“It's a really weird feeling closing a restaurant you put all your blood, sweat and tears into,” says Javier. “It's almost indescribable what was going through my head that night, but it was a feeling I hadn't felt since the night we first opened our doors. All our friends were there but none of them knew we were closing until they arrived. There was so much electricity in the room and as bad as the situation was, it felt like there was a massive weight lifted off our shoulders.”

But make no mistake: while the Crown Street haunt may have been put to rest, it does not spell the end of Master. “Council zoning laws meant that we had to see all of our diners out by 10pm, so the site just wasn't working for us,” says Javier. “Waiting four months for the extension of our DA just to get a straight out 'no' really damaged our business. We're going to keep pushing though and come back stronger in the future. Jarred and I believe we've started something truly unique and if anything, this whole process has made us hungrier to do more.”

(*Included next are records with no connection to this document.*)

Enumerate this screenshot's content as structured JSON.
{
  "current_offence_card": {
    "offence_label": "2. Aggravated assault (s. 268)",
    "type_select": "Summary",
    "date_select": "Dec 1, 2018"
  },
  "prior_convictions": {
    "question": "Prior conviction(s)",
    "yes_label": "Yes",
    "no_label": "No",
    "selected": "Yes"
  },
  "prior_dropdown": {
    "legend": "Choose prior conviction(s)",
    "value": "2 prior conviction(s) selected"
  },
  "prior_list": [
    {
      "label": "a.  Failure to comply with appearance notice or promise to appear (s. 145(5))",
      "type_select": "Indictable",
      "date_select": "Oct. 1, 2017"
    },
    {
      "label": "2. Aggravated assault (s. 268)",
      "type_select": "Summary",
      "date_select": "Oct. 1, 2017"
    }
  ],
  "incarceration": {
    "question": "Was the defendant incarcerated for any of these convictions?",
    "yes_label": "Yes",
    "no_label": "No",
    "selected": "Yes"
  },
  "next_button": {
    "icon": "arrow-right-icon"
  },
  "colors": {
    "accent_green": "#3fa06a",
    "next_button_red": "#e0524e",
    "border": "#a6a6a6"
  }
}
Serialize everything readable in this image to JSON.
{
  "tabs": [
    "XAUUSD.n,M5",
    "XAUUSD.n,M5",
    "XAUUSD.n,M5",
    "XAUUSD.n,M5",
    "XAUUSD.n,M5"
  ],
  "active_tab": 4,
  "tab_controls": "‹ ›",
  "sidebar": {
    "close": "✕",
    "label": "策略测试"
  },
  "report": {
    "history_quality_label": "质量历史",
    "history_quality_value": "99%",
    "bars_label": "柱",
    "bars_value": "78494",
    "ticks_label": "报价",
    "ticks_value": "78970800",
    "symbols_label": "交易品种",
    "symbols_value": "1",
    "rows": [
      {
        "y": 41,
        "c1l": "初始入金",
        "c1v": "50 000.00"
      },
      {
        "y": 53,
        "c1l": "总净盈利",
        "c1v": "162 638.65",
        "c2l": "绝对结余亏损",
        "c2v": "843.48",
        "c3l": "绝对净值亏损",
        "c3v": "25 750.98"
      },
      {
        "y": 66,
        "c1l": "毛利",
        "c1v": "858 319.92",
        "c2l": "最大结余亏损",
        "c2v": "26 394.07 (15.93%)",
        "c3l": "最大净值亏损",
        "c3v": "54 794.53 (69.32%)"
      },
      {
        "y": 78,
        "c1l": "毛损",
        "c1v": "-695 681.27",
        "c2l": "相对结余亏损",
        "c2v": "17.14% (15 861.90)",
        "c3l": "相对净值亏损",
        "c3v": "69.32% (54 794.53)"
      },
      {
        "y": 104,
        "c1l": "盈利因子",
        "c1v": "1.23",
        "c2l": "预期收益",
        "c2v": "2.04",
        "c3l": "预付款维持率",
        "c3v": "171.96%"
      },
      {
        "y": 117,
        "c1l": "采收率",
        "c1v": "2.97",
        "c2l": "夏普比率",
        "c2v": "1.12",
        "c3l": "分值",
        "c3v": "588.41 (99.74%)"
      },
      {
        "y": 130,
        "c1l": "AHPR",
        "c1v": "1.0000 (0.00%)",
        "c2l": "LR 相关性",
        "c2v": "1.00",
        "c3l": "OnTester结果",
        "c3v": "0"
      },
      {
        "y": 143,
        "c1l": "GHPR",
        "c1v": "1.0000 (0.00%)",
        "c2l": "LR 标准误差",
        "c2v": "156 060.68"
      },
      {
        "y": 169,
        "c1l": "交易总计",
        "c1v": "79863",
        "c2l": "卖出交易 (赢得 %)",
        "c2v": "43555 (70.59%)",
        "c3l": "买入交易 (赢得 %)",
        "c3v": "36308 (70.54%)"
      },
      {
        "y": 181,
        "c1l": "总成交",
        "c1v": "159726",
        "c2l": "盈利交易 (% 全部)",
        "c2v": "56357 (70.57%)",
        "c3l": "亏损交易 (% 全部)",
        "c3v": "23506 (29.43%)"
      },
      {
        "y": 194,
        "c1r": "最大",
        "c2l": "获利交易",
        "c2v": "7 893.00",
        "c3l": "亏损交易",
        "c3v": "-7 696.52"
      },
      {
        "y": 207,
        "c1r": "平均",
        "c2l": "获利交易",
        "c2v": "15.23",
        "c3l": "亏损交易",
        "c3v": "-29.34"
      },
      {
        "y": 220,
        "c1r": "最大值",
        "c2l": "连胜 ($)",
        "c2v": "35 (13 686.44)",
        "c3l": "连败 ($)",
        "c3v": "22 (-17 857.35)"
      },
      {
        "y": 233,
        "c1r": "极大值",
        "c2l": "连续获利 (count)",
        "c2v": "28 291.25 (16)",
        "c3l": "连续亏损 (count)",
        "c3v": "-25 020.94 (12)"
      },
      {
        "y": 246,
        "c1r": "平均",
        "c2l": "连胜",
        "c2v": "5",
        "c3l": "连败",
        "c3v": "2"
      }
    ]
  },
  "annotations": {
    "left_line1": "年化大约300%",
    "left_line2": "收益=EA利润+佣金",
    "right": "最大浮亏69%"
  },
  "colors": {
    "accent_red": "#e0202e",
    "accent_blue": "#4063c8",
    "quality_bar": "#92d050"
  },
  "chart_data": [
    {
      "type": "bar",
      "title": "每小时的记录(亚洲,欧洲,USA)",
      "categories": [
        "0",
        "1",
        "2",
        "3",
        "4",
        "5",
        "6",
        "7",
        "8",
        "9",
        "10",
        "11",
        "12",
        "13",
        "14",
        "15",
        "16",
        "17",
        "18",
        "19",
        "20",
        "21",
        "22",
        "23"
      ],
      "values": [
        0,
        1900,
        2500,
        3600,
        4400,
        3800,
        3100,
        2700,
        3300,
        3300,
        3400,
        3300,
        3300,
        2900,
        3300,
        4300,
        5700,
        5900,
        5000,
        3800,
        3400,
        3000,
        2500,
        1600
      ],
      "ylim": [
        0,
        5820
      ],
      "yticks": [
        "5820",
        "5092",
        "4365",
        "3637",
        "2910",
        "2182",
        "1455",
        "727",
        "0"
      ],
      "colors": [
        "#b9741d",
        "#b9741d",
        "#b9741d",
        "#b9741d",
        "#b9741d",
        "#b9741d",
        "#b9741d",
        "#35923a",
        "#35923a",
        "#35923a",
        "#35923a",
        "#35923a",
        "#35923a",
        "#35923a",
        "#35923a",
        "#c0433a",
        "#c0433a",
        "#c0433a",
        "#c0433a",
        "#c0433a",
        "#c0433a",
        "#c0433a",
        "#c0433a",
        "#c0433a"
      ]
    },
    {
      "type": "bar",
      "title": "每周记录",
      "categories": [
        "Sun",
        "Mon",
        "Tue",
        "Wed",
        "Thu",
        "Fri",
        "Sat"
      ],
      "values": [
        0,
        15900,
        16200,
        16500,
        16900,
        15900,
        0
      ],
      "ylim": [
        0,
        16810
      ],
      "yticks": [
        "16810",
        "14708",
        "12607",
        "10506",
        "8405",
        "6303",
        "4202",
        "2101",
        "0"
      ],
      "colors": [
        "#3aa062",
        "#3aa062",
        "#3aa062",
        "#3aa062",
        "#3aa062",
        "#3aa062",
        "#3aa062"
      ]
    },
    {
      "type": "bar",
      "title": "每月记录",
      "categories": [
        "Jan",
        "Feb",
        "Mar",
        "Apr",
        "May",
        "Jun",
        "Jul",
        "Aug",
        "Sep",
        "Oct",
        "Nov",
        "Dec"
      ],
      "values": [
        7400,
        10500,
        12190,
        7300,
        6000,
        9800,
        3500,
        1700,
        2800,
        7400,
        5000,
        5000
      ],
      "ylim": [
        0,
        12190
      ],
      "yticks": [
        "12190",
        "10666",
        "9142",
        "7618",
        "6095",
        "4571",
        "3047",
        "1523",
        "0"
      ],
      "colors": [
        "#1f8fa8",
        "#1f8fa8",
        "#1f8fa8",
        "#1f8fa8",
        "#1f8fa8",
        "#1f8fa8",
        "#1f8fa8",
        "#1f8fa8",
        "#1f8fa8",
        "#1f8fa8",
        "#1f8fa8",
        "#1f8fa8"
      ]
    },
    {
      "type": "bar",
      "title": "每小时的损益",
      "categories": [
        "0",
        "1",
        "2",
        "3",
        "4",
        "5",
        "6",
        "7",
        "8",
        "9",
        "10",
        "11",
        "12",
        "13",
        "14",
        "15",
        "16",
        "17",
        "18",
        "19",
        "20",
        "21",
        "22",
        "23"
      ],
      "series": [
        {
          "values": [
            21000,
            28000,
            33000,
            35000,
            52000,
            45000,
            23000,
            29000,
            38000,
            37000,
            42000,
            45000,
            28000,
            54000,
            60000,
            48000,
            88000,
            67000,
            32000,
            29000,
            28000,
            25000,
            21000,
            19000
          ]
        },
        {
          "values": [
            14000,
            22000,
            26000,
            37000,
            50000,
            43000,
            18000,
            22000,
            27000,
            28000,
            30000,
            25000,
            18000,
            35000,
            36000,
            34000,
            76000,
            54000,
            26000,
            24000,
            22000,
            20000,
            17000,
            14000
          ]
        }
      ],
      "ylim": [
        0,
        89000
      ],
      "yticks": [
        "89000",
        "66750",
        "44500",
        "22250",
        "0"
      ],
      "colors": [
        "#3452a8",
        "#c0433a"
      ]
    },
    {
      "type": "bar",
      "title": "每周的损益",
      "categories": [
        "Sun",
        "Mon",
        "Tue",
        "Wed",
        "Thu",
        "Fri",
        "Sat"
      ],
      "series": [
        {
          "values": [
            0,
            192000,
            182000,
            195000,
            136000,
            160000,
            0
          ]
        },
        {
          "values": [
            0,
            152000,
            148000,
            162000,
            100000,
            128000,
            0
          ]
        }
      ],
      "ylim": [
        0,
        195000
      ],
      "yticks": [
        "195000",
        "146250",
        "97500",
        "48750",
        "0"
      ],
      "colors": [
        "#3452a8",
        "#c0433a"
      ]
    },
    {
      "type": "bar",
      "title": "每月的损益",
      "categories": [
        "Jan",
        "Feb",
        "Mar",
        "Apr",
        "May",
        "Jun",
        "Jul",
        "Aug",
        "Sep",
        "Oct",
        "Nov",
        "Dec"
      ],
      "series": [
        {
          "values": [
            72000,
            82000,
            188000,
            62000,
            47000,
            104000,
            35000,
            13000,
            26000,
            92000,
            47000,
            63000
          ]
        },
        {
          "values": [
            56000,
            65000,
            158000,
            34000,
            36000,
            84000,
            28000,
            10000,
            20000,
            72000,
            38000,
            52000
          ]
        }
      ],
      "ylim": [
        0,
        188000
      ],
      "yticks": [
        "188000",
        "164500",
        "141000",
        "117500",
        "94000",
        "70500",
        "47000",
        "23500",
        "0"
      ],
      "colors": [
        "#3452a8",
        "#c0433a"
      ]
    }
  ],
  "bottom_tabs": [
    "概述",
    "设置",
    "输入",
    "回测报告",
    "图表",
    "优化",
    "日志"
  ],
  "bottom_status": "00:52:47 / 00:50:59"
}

With rigid council restrictions putting a dampener on an otherwise feted dining room – known for its silken scallops with XO sauce, and burnt cabbage with fish-sauce emulsion – the pair has its sites on Sydney’s CBD. "We're in talks with potential investors about relocating to a bigger and better site in the future. It's definitely not the end for Master. This is only the beginning."